Age at interview: 47
Diagnosis: Spontaneous early menopause
Age at diagnosis: 42
Background: Maddy works full-time as a test manager, and lives in a metropolitan city with her partner. She is from a British background.
About Maddy: Maddy began experiencing urinary incontinence and poor sleep in her late 30s. She also missed periods and had headaches and night sweats. After blood tests, she was diagnosed with spontaneous early menopause. As Maddy experienced migraines from oestrogen patches, she decided to take bioidentical compounded hormones. She also focuses on exercise and eating a healthy diet, and sees a counsellor.
More about Maddy: In her late 30s, Maddy began to experience urinary incontinence and poor sleep. She also missed a period and would wake up ‘hot in the night.’ Unsure what these symptoms meant, Maddy went to see her GP who did some blood tests, however the results were inconclusive. Her GP suggested she take antidepressants, ‘thinking there was something wrong with [her]’ but Maddy decided not to, because she felt antidepressants would not help her symptoms.
Maddy missed more periods, and began suffering from frequent headaches and night sweats, leading her to see an endocrinologist who gave her an oestrogen patch. However, after experiencing a ‘massive migraine,’ Maddy stopped using the patch. She began to feel ‘depressed’ by her symptoms, finding the fatigue and ‘brain fog’ that resulted from poor sleep particularly difficult. Maddy visited another GP who did further blood tests and confirmed she was ‘in menopause,’ though did not deliver the diagnosis in a ‘compassionate or caring’ way.

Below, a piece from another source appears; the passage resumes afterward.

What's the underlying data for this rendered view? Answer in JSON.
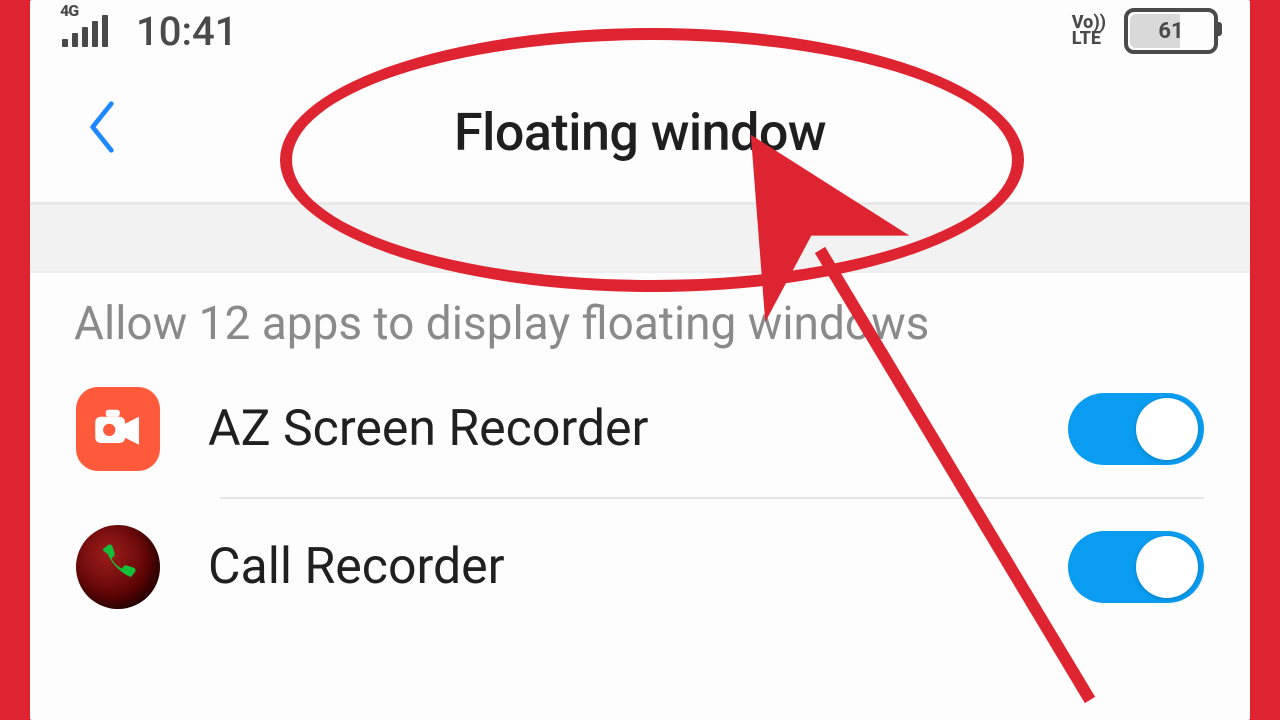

Following her diagnosis, and due to the migraines she experienced while using the oestrogen patch, Maddy decided to take bioidentical compounded hormones, explaining this ‘just felt right for [her].’ It took Maddy ‘a little while to get the treatment right’ and experience ‘balance’ from the hormone therapy. She also tried acupuncture prior to taking bioidentical compounded hormones, but felt ‘it didn’t do enough’ to alleviate her symptoms. In addition to taking hormone therapy, seeing a counsellor and doing meditation, she exercises regularly, eats a healthy diet, and takes vitamin B and magnesium supplements to protect her bone and heart health.
The impact of early menopause on Maddy has been significant; she explained her relationship with her partner was affected as she felt ‘tired, depressed and physically hot [and] dry. Maddy also described feeling ‘aged overnight’ and that her choice to have children had been ‘taken away.’ Her symptoms had a financial impact as she was a contractor at the time, so if she took time off she missed out on income.
For Maddy, health practitioners need to take a ‘holistic approach’ and consider the impact of early menopause on women’s ‘family, career and … future.’ She also encouraged women experiencing early menopause to do research on their symptoms, ‘find a doctor who specialises in women’s [health]’ and ‘get counselling.’ Maddy described feeling ‘really lucky’ to have a supportive partner and, as her partner is now pregnant, feels that ‘a baby in [their] home will be good.’
 ‘Bioidentical’ refers to hormones that are the same as the body naturally produces; these are now available as part of conventional HRT (oestradiol and micronized progesterone). Specialist medical societies relevant to menopause and the USA Federal Drug Agency do not recommend the use of bioidentical compounded hormone therapy. For more information, see https://www.menopause.org.au/hp/information-sheets/212-bioidentical-hormones-for-menopausal-symptoms.